Start of Provided records

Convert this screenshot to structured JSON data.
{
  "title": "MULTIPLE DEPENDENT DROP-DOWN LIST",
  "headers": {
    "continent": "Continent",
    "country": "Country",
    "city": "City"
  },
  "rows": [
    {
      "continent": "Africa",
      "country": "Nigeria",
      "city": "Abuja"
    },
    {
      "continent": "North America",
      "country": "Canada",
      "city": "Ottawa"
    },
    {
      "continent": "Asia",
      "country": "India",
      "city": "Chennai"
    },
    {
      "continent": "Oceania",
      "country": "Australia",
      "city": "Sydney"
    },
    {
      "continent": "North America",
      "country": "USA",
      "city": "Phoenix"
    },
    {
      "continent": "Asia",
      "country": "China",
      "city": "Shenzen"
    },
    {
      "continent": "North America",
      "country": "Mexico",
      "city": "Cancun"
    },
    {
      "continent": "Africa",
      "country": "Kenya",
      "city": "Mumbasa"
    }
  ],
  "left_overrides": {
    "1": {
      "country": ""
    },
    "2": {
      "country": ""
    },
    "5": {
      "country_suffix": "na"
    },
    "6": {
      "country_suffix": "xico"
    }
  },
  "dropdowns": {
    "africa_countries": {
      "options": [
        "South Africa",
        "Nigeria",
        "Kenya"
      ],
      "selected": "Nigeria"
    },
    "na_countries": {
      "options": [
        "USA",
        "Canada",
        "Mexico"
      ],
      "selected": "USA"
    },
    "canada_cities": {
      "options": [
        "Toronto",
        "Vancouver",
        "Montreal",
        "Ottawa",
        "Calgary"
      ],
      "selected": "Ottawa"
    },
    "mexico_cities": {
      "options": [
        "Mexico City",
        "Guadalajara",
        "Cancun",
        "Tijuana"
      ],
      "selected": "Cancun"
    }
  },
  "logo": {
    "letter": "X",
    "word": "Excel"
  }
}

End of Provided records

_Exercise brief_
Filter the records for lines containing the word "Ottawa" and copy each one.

_Your solution_
      "city": "Ottawa"
        "Ottawa",
      "selected": "Ottawa"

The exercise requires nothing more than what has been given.